By Holly Pruett, Life-Cycle Celebrant
When Judge McShane overturned Oregon’s same-sex marriage ban, it was the culmination, for me, of 26 years in the trenches.
I came out just months before the first statewide anti-gay initiative in 1988. I threw myself into that campaign and every subsequent statewide ballot fight, serving as deputy campaign manager for the third round in 1994 and helping to form Basic Rights Oregon. I recruited the very first lesbian couple to marry in Oregon in 2004.
Over the past four years, I’ve served as a consultant to Freedom to Marry while starting to work with couples and families more directly. As a Life-Cycle Celebrant, I create and officiate unique, personalized ceremonies honoring births, deaths, and everything in between. One of my greatest joys is to stand beside gay and lesbian couples to say these hard-won words: “By the power vested in me by the state of Oregon…”
Couples who engage me to marry them know that a wedding is more than a party. When you set aside the details of décor and DJs, it comes down to this: what are the two of you committing to? Here are five questions to help you make your wedding ceremony a perfect expression of who you are and what you mean to each other.
1. What does marriage mean to you? I’ve been married three times – all to the same woman. Many of us created commitment ceremonies back before legal weddings were conceivable. We married in those few weeks before Measure 36 declared us “null and void.” By the time of the historic ruling, we already felt like an old married couple.
For some, the opportunity to marry is primarily a formality. Having long committed to each other, these couples want a simple way to confirm their legal status. For others, planning a thoughtful ceremony represents a do-over to the hurried, cookie cutter wedding conducted during the brief window in 2004. And then there are the newly-paired lovebirds.
What about you? Is your wedding threshold at the beginning of your journey together? Or a celebration of many years of road-tested commitment? Will it be a renewal of vows you’ve made to each other before, or a chance to newly consider the question of what you’re pledging to each other?
2. Who will marry you? Clergy and judge used to be your only options and they still suit many of us. Others have a best friend do the honors. Wedding Celebrants like me are secular ceremony experts who can help you create a ceremony as unique as the two of you, customizing every word to reflect your love story, your values, your community. Do you want someone to simply officiate the ceremony or to work with you as a creative partner? Do you thrive on the risks and rewards of a DIY approach or do you want the support of a professional with countless weddings-worth of experience?
3. What will you pledge to each other? Vows are often the last thing a couple gets to after wrangling over guest lists and catering menus. But these promises, likely the most intimate words you’ll speak in public, are truly the heart of the matter. You can each write your own, revealing them at the altar, or write them together (there’s no better values clarification exercise). You can get some great examples off the web or from your Celebrant. Give yourselves plenty of time and see what you can learn about each other through the process!

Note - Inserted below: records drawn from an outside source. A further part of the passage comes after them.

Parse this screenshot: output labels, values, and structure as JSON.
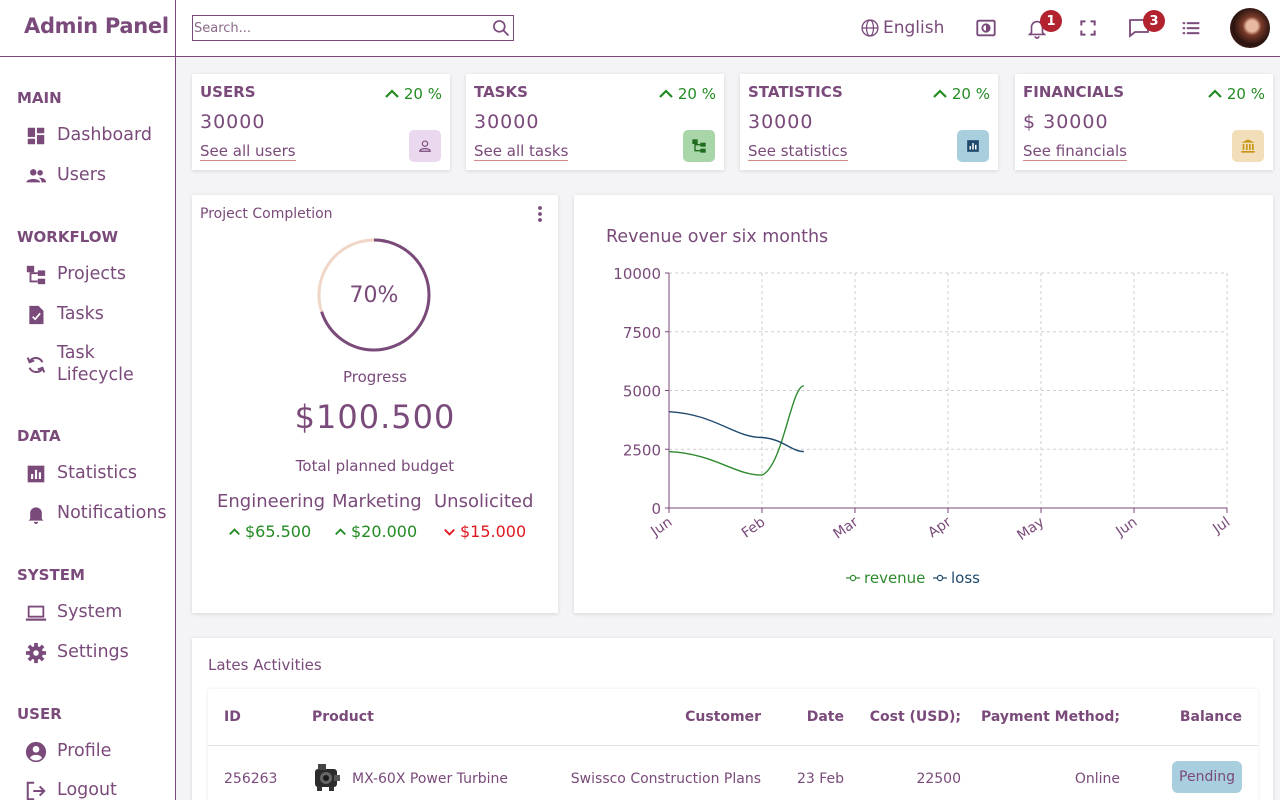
{
  "app": {
    "title": "Admin Panel"
  },
  "search": {
    "placeholder": "Search..."
  },
  "header": {
    "language": "English",
    "notifications_count": "1",
    "messages_count": "3"
  },
  "sidebar": {
    "sections": [
      {
        "title": "MAIN",
        "items": [
          {
            "label": "Dashboard",
            "icon": "dashboard-icon"
          },
          {
            "label": "Users",
            "icon": "users-icon"
          }
        ]
      },
      {
        "title": "WORKFLOW",
        "items": [
          {
            "label": "Projects",
            "icon": "projects-icon"
          },
          {
            "label": "Tasks",
            "icon": "tasks-icon"
          },
          {
            "label": "Task Lifecycle",
            "icon": "lifecycle-icon"
          }
        ]
      },
      {
        "title": "DATA",
        "items": [
          {
            "label": "Statistics",
            "icon": "statistics-icon"
          },
          {
            "label": "Notifications",
            "icon": "bell-icon"
          }
        ]
      },
      {
        "title": "SYSTEM",
        "items": [
          {
            "label": "System",
            "icon": "laptop-icon"
          },
          {
            "label": "Settings",
            "icon": "gear-icon"
          }
        ]
      },
      {
        "title": "USER",
        "items": [
          {
            "label": "Profile",
            "icon": "profile-icon"
          },
          {
            "label": "Logout",
            "icon": "logout-icon"
          }
        ]
      }
    ]
  },
  "stats": [
    {
      "title": "USERS",
      "pct": "20 %",
      "value": "30000",
      "link": "See all users",
      "icon": "user-icon",
      "icon_bg": "#ead9ee",
      "icon_color": "#7a4a7a"
    },
    {
      "title": "TASKS",
      "pct": "20 %",
      "value": "30000",
      "link": "See all tasks",
      "icon": "projects-icon",
      "icon_bg": "#a9d6a9",
      "icon_color": "#1e6b1e"
    },
    {
      "title": "STATISTICS",
      "pct": "20 %",
      "value": "30000",
      "link": "See statistics",
      "icon": "statistics-icon",
      "icon_bg": "#a9cfdf",
      "icon_color": "#1f4a6e"
    },
    {
      "title": "FINANCIALS",
      "pct": "20 %",
      "value": "$ 30000",
      "link": "See financials",
      "icon": "bank-icon",
      "icon_bg": "#f2deb8",
      "icon_color": "#c9951a"
    }
  ],
  "project": {
    "title": "Project Completion",
    "percent": "70%",
    "progress_fraction": 0.7,
    "progress_label": "Progress",
    "amount": "$100.500",
    "budget_label": "Total planned budget",
    "categories": [
      {
        "name": "Engineering",
        "value": "$65.500",
        "trend": "up"
      },
      {
        "name": "Marketing",
        "value": "$20.000",
        "trend": "up"
      },
      {
        "name": "Unsolicited",
        "value": "$15.000",
        "trend": "down"
      }
    ]
  },
  "chart_data": {
    "type": "line",
    "title": "Revenue over six months",
    "categories": [
      "Jun",
      "Feb",
      "Mar",
      "Apr",
      "May",
      "Jun",
      "Jul"
    ],
    "ylim": [
      0,
      10000
    ],
    "yticks": [
      "10000",
      "7500",
      "5000",
      "2500",
      "0"
    ],
    "grid": true,
    "legend_position": "bottom",
    "series": [
      {
        "name": "revenue",
        "color": "#2e8b2e",
        "x": [
          0,
          1,
          1.45
        ],
        "values": [
          2400,
          1400,
          5200
        ]
      },
      {
        "name": "loss",
        "color": "#1f4a6e",
        "x": [
          0,
          1,
          1.45
        ],
        "values": [
          4100,
          3000,
          2400
        ]
      }
    ]
  },
  "activities": {
    "title": "Lates Activities",
    "columns": [
      "ID",
      "Product",
      "Customer",
      "Date",
      "Cost (USD);",
      "Payment Method;",
      "Balance"
    ],
    "rows": [
      {
        "id": "256263",
        "product": "MX-60X Power Turbine",
        "customer": "Swissco Construction Plans",
        "date": "23 Feb",
        "cost": "22500",
        "payment": "Online",
        "balance": "Pending"
      }
    ]
  }
}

4. Will you involve your community? If you’re inviting more than the two-witness minimum, it’s because the presence of your community means something to you. How will you express that? A few special people might recite a reading, offer a piece of music. The wisdom of those whose relationships you respect can be written on ribbons that encircle you, to be consulted later when the going gets tough. Everyone can be involved through a ring warming or a community pledge of support. Get creative and find a ritual of connection that reflects you and your peeps.
5. How will you include those not present? Weddings are one of those times when those not present can be felt as deeply as those in the room. Whether deceased, estranged or unsupportive, or unable to attend due to illness or other circumstance, there may be missing loved ones who are on your minds. Find a way to honor their absence, even if privately. More public acknowledgement can take the form of an empty chair, a memory candle, a photo displayed discreetly.
Here’s to a heart-felt celebration of what really matters, expressed through a ceremony as unique as you.
Holly can be reached at: http://www.hollypruettcelebrant.com/.